▸ Exercise brief
All entries below must be written out verbatim, and the images must be dropped.

*** Opening Exercise material ***

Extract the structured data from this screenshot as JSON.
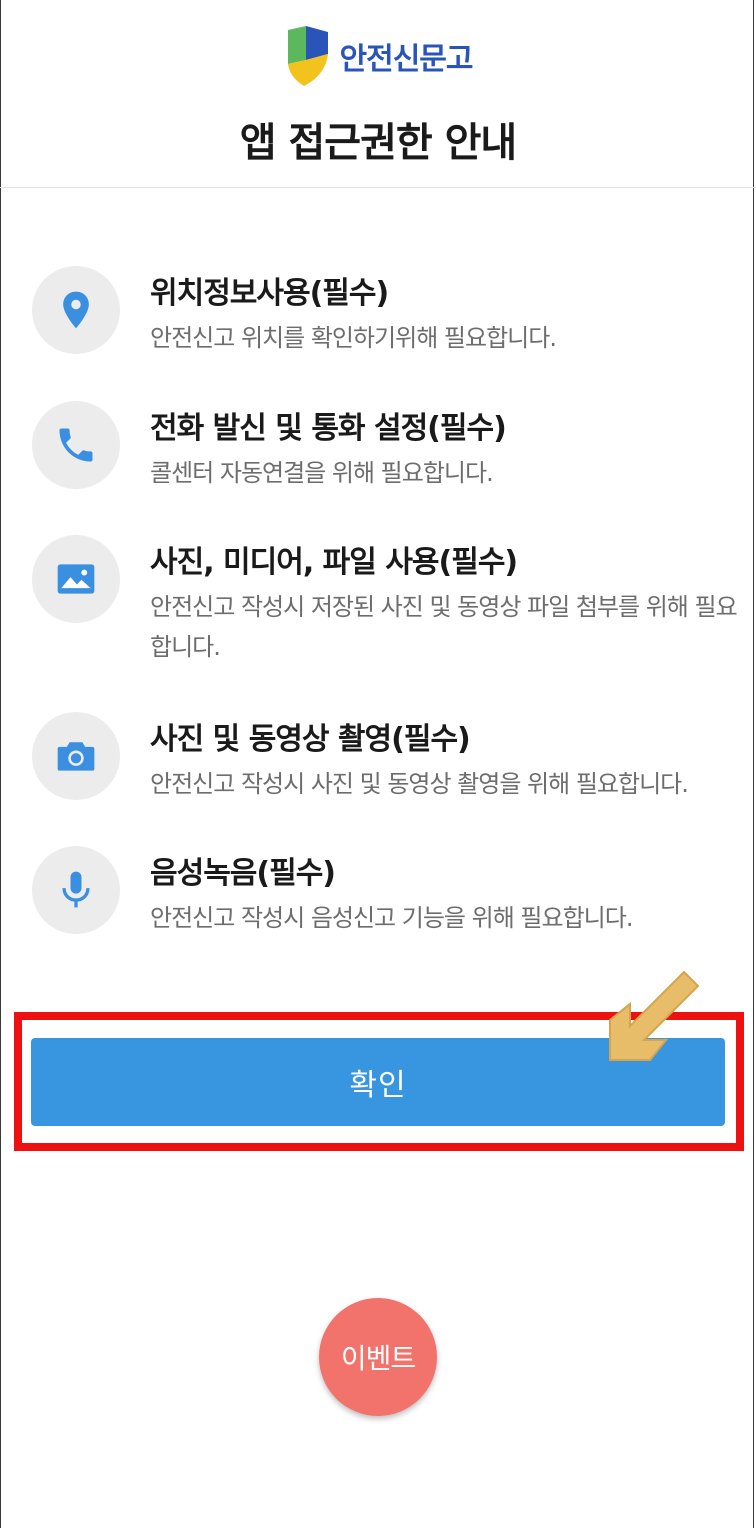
{
  "header": {
    "logo_text": "안전신문고",
    "title": "앱 접근권한 안내"
  },
  "permissions": [
    {
      "icon": "location-pin-icon",
      "title": "위치정보사용(필수)",
      "description": "안전신고 위치를 확인하기위해 필요합니다."
    },
    {
      "icon": "phone-icon",
      "title": "전화 발신 및 통화 설정(필수)",
      "description": "콜센터 자동연결을 위해 필요합니다."
    },
    {
      "icon": "image-icon",
      "title": "사진, 미디어, 파일 사용(필수)",
      "description": "안전신고 작성시 저장된 사진 및 동영상 파일 첨부를 위해 필요합니다."
    },
    {
      "icon": "camera-icon",
      "title": "사진 및 동영상 촬영(필수)",
      "description": "안전신고 작성시 사진 및 동영상 촬영을 위해 필요합니다."
    },
    {
      "icon": "microphone-icon",
      "title": "음성녹음(필수)",
      "description": "안전신고 작성시 음성신고 기능을 위해 필요합니다."
    }
  ],
  "confirm_label": "확인",
  "event_label": "이벤트",
  "colors": {
    "accent": "#3896e0",
    "icon": "#3a8fe0",
    "highlight": "#ee1111",
    "event": "#f2736b",
    "arrow": "#e8bd6a"
  }
}
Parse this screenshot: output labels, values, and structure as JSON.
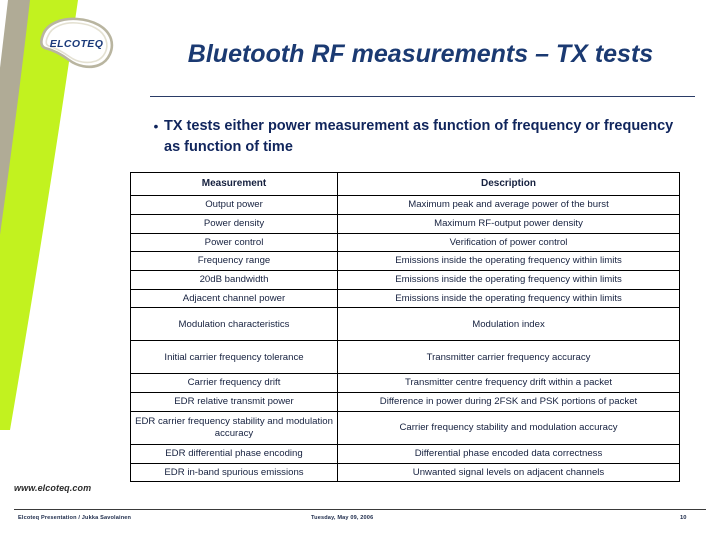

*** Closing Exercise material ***

▸ Output
Extract the structured data from this screenshot as JSON.
{
  "header": {
    "logo_text": "안전신문고",
    "title": "앱 접근권한 안내"
  },
  "permissions": [
    {
      "icon": "location-pin-icon",
      "title": "위치정보사용(필수)",
      "description": "안전신고 위치를 확인하기위해 필요합니다."
    },
    {
      "icon": "phone-icon",
      "title": "전화 발신 및 통화 설정(필수)",
      "description": "콜센터 자동연결을 위해 필요합니다."
    },
    {
      "icon": "image-icon",
      "title": "사진, 미디어, 파일 사용(필수)",
      "description": "안전신고 작성시 저장된 사진 및 동영상 파일 첨부를 위해 필요합니다."
    },
    {
      "icon": "camera-icon",
      "title": "사진 및 동영상 촬영(필수)",
      "description": "안전신고 작성시 사진 및 동영상 촬영을 위해 필요합니다."
    },
    {
      "icon": "microphone-icon",
      "title": "음성녹음(필수)",
      "description": "안전신고 작성시 음성신고 기능을 위해 필요합니다."
    }
  ],
  "confirm_label": "확인",
  "event_label": "이벤트",
  "colors": {
    "accent": "#3896e0",
    "icon": "#3a8fe0",
    "highlight": "#ee1111",
    "event": "#f2736b",
    "arrow": "#e8bd6a"
  }
}
Parse this screenshot: output labels, values, and structure as JSON.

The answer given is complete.